You can see the paint flaking off, and the original enamel finish underneath it.
In addition, years of being wet caused some of the grout on the edge of the sink to fail, loosening some of the tiles.
We started the project by removing as much old caulk and grout from around the edge of the sink. A utility knife and a window scraper (straight razor blade) worked well for this job.
Next, we pulled out the (old, disgusting, loose) faucet. We considered replacing it, but couldn't find any faucets that would look nice in a 50's farmhouse kitchen, AND didn't cost an arm and a leg, so we just cleaned this one and replaced it.
Next, we used Orange paint stripper to remove all the paint on the sink. You can see here how it made the paint loosen and bubble up.
We chose this stripper because it's fairly mild, and we didn't want to damage the underlying enamel any more than it had already been damaged.
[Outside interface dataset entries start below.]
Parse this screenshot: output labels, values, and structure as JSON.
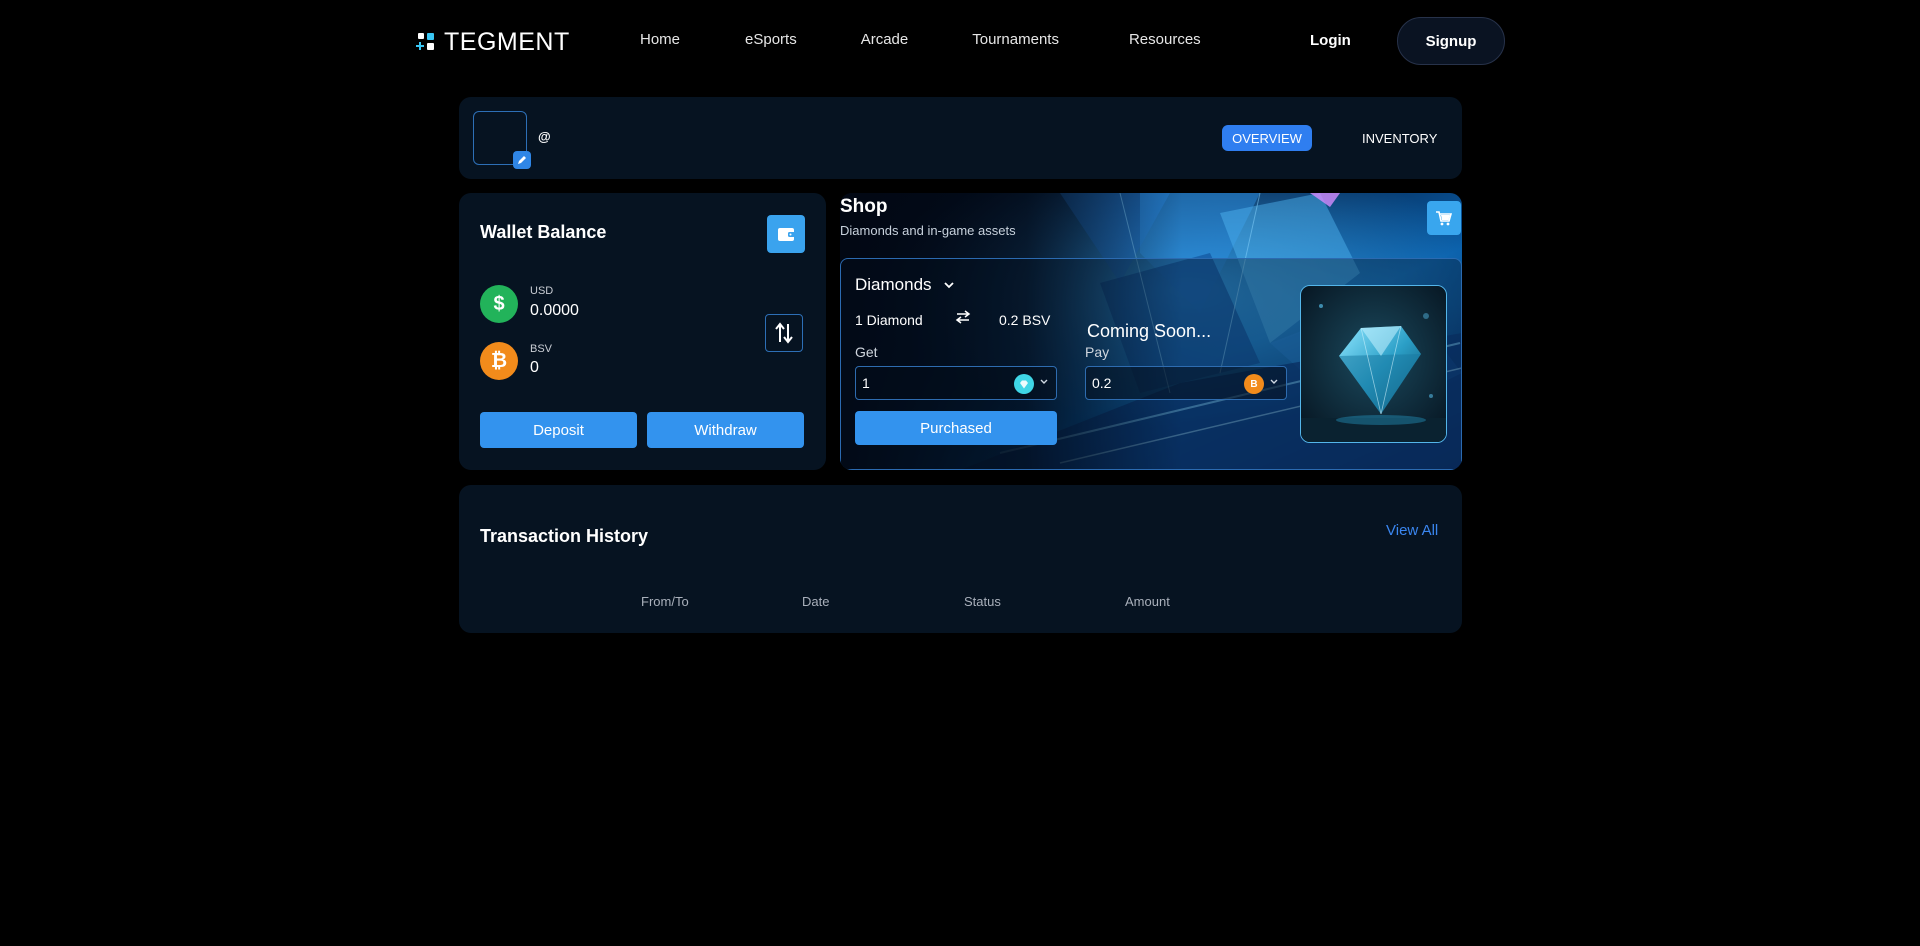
{
  "brand": {
    "name": "TEGMENT",
    "accent": "#39c6f4"
  },
  "nav": {
    "links": [
      "Home",
      "eSports",
      "Arcade",
      "Tournaments",
      "Resources"
    ],
    "login": "Login",
    "signup": "Signup"
  },
  "profile": {
    "handle": "@",
    "tabs": {
      "overview": "OVERVIEW",
      "inventory": "INVENTORY"
    },
    "icons": {
      "edit": "pencil-icon"
    }
  },
  "wallet": {
    "title": "Wallet Balance",
    "usd": {
      "label": "USD",
      "value": "0.0000",
      "symbol": "$",
      "color": "#22b35a"
    },
    "bsv": {
      "label": "BSV",
      "value": "0",
      "symbol": "₿",
      "color": "#f28b1b"
    },
    "deposit": "Deposit",
    "withdraw": "Withdraw",
    "icons": {
      "wallet": "wallet-icon",
      "swap": "swap-vertical-icon"
    }
  },
  "shop": {
    "title": "Shop",
    "subtitle": "Diamonds and in-game assets",
    "selector": "Diamonds",
    "rate_left": "1 Diamond",
    "rate_right": "0.2 BSV",
    "coming_soon": "Coming Soon...",
    "get_label": "Get",
    "get_value": "1",
    "pay_label": "Pay",
    "pay_value": "0.2",
    "pay_coin": "B",
    "purchased": "Purchased",
    "icons": {
      "cart": "cart-icon",
      "exchange": "exchange-arrows-icon"
    }
  },
  "transactions": {
    "title": "Transaction History",
    "view_all": "View All",
    "columns": [
      "From/To",
      "Date",
      "Status",
      "Amount"
    ]
  }
}
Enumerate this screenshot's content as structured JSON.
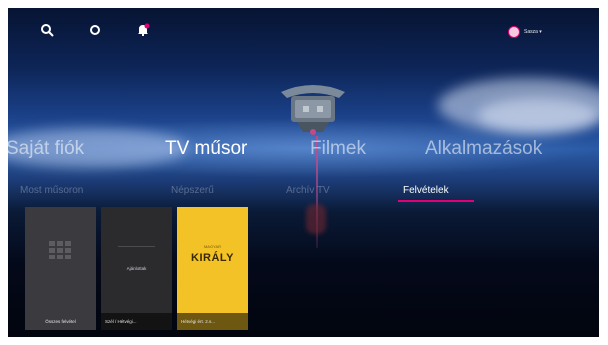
{
  "topbar": {
    "icons": [
      "search-icon",
      "settings-icon",
      "notification-bell-icon"
    ],
    "profile_name": "Sasza ▾"
  },
  "menu": {
    "items": [
      {
        "label": "Saját fiók"
      },
      {
        "label": "TV műsor"
      },
      {
        "label": "Filmek"
      },
      {
        "label": "Alkalmazások"
      }
    ]
  },
  "submenu": {
    "items": [
      {
        "label": "Most műsoron"
      },
      {
        "label": "Népszerű"
      },
      {
        "label": "Archív TV"
      },
      {
        "label": "Felvételek"
      }
    ],
    "active": "Felvételek"
  },
  "tiles": [
    {
      "caption": "Összes felvétel"
    },
    {
      "center_text": "Ajánlottak",
      "caption": "Szél / Hétvégi..."
    },
    {
      "poster_top": "MAGYAR",
      "poster_title": "KIRÁLY",
      "caption": "Hétvégi ért. 2.s..."
    }
  ],
  "colors": {
    "accent": "#e20074",
    "poster_yellow": "#f2c226"
  }
}
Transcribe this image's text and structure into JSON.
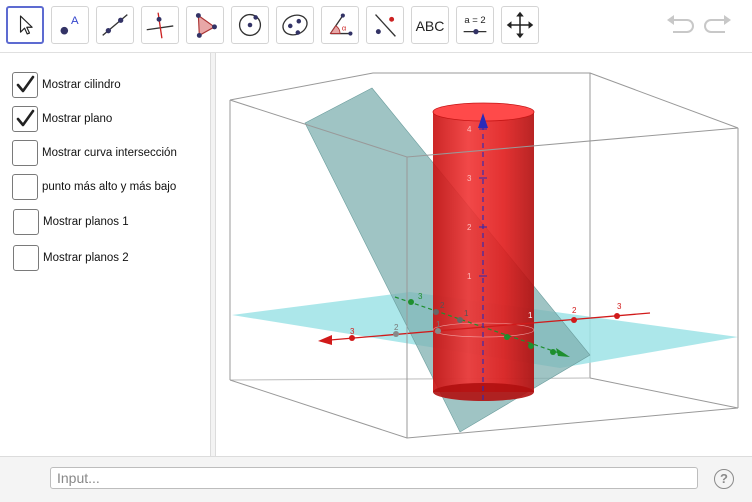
{
  "toolbar": {
    "tools": [
      {
        "name": "move-tool",
        "icon": "cursor-arrow-icon"
      },
      {
        "name": "point-tool",
        "icon": "point-icon"
      },
      {
        "name": "line-tool",
        "icon": "line-icon"
      },
      {
        "name": "perpendicular-line-tool",
        "icon": "perpendicular-line-icon"
      },
      {
        "name": "polygon-tool",
        "icon": "polygon-icon"
      },
      {
        "name": "circle-center-point-tool",
        "icon": "circle-icon"
      },
      {
        "name": "conic-tool",
        "icon": "ellipse-icon"
      },
      {
        "name": "angle-tool",
        "icon": "angle-icon"
      },
      {
        "name": "reflect-tool",
        "icon": "reflect-icon"
      },
      {
        "name": "text-tool",
        "label": "ABC"
      },
      {
        "name": "slider-tool",
        "label": "a = 2"
      },
      {
        "name": "move-graphics-view-tool",
        "icon": "move-arrows-icon"
      }
    ],
    "undo_icon": "undo-icon",
    "redo_icon": "redo-icon"
  },
  "checkboxes": [
    {
      "label": "Mostrar cilindro",
      "checked": true
    },
    {
      "label": "Mostrar plano",
      "checked": true
    },
    {
      "label": "Mostrar curva intersección",
      "checked": false
    },
    {
      "label": "punto más alto y más bajo",
      "checked": false
    },
    {
      "label": "Mostrar planos 1",
      "checked": false
    },
    {
      "label": "Mostrar planos 2",
      "checked": false
    }
  ],
  "graphics": {
    "z_ticks": [
      "1",
      "2",
      "3",
      "4"
    ],
    "x_ticks": [
      "3",
      "2",
      "1",
      "1",
      "2",
      "3"
    ],
    "y_ticks": [
      "3",
      "2",
      "1"
    ],
    "colors": {
      "cylinder": "#e01b1b",
      "plane": "#7fb0b0",
      "xy_plane": "#9ee3e6",
      "x_axis": "#d11a1a",
      "y_axis": "#1e8f2e",
      "z_axis": "#2a2ab8"
    }
  },
  "input_bar": {
    "placeholder": "Input..."
  },
  "help_icon": "help-icon",
  "help_label": "?"
}
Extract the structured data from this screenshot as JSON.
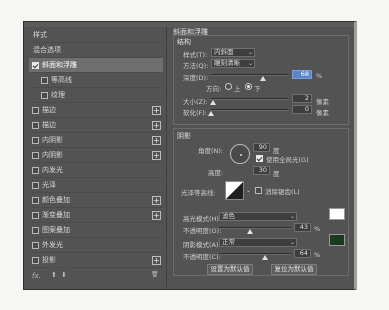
{
  "left_panel": {
    "items": [
      {
        "label": "样式",
        "checkbox": false,
        "checked": false,
        "plus": false,
        "indent": 0
      },
      {
        "label": "混合选项",
        "checkbox": false,
        "checked": false,
        "plus": false,
        "indent": 0
      },
      {
        "label": "斜面和浮雕",
        "checkbox": true,
        "checked": true,
        "plus": false,
        "indent": 0
      },
      {
        "label": "等高线",
        "checkbox": true,
        "checked": false,
        "plus": false,
        "indent": 1
      },
      {
        "label": "纹理",
        "checkbox": true,
        "checked": false,
        "plus": false,
        "indent": 1
      },
      {
        "label": "描边",
        "checkbox": true,
        "checked": false,
        "plus": true,
        "indent": 0
      },
      {
        "label": "描边",
        "checkbox": true,
        "checked": false,
        "plus": true,
        "indent": 0
      },
      {
        "label": "内阴影",
        "checkbox": true,
        "checked": false,
        "plus": true,
        "indent": 0
      },
      {
        "label": "内阴影",
        "checkbox": true,
        "checked": false,
        "plus": true,
        "indent": 0
      },
      {
        "label": "内发光",
        "checkbox": true,
        "checked": false,
        "plus": false,
        "indent": 0
      },
      {
        "label": "光泽",
        "checkbox": true,
        "checked": false,
        "plus": false,
        "indent": 0
      },
      {
        "label": "颜色叠加",
        "checkbox": true,
        "checked": false,
        "plus": true,
        "indent": 0
      },
      {
        "label": "渐变叠加",
        "checkbox": true,
        "checked": false,
        "plus": true,
        "indent": 0
      },
      {
        "label": "图案叠加",
        "checkbox": true,
        "checked": false,
        "plus": false,
        "indent": 0
      },
      {
        "label": "外发光",
        "checkbox": true,
        "checked": false,
        "plus": false,
        "indent": 0
      },
      {
        "label": "投影",
        "checkbox": true,
        "checked": false,
        "plus": true,
        "indent": 0
      }
    ],
    "bottom": {
      "fx": "fx.",
      "up": "⬆",
      "down": "⬇",
      "trash": "🗑"
    }
  },
  "bevel": {
    "title": "斜面和浮雕",
    "structure_title": "结构",
    "style_label": "样式(T):",
    "style_value": "内斜面",
    "technique_label": "方法(Q):",
    "technique_value": "雕刻清晰",
    "depth_label": "深度(D):",
    "depth_value": "68",
    "depth_unit": "%",
    "direction_label": "方向:",
    "dir_up": "上",
    "dir_down": "下",
    "direction_selected": "下",
    "size_label": "大小(Z):",
    "size_value": "2",
    "size_unit": "像素",
    "soften_label": "软化(F):",
    "soften_value": "0",
    "soften_unit": "像素"
  },
  "shading": {
    "title": "阴影",
    "angle_label": "角度(N):",
    "angle_value": "90",
    "angle_unit": "度",
    "global_light_label": "使用全局光(G)",
    "global_light_checked": true,
    "altitude_label": "高度:",
    "altitude_value": "30",
    "altitude_unit": "度",
    "gloss_label": "光泽等高线:",
    "antialias_label": "消除锯齿(L)",
    "antialias_checked": false,
    "highlight_mode_label": "高光模式(H):",
    "highlight_mode_value": "滤色",
    "highlight_color": "#ffffff",
    "opacity1_label": "不透明度(O):",
    "opacity1_value": "43",
    "opacity_unit": "%",
    "shadow_mode_label": "阴影模式(A):",
    "shadow_mode_value": "正常",
    "shadow_color": "#1a3a22",
    "opacity2_label": "不透明度(C):",
    "opacity2_value": "64"
  },
  "levels": {
    "depth": 0.68,
    "size": 0.02,
    "soften": 0.0,
    "opacity1": 0.43,
    "opacity2": 0.64
  },
  "buttons": {
    "make_default": "设置为默认值",
    "reset_default": "复位为默认值"
  }
}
We tested a small section to be sure it wouldn't stain or damage the enamel first, and then went to town. (P.S. wear gloves when you use this stuff. It's not as toxic as some but it's not something you want to get on your skin.)
After scraping off all the paint and orange goo,we wiped everything down with odorless mineral spirits (again, wear gloves!) and began reassembling things.
We used an adhesive caulk to stick the tiles back in place.
We caulked the rest of the sink with a tub and tile caulk. Hubby applies the caulking; my job is to go behind with the "magic caulk finger" and make everything neat. I advise using gloves and lots of water and paper towels.
After the caulk had dried for about two hours, we reinstalled the faucet. Then we went over any grout lines on the tiles with a sanded caulk - it looks like grout but works like caulking. A lot of the grout really needs to be replaced entirely because it's gotten flaky and "rotten", but without scraping it all out (and risk damaging the tiles), using the sanded caulk was the best we could do.
Ta-dah! The "new" kitchen sink! I still need to clean the grout on the backsplash and scrub some stains on the old enamel, but it looks about a million times better!
We had originally planned to refinish the sink "properly" with enamel paint, but it seems that even the best paint jobs (done by pros, using spray enamel) only last 3-5 years. After stripping the paint off the sink, we decided that the original enamel really isn't that bad - sure, it doesn't have it's original shine, but it looks like what it is - and antique farmhouse sink. We're good with that. :)
Next up: the bathtub!!!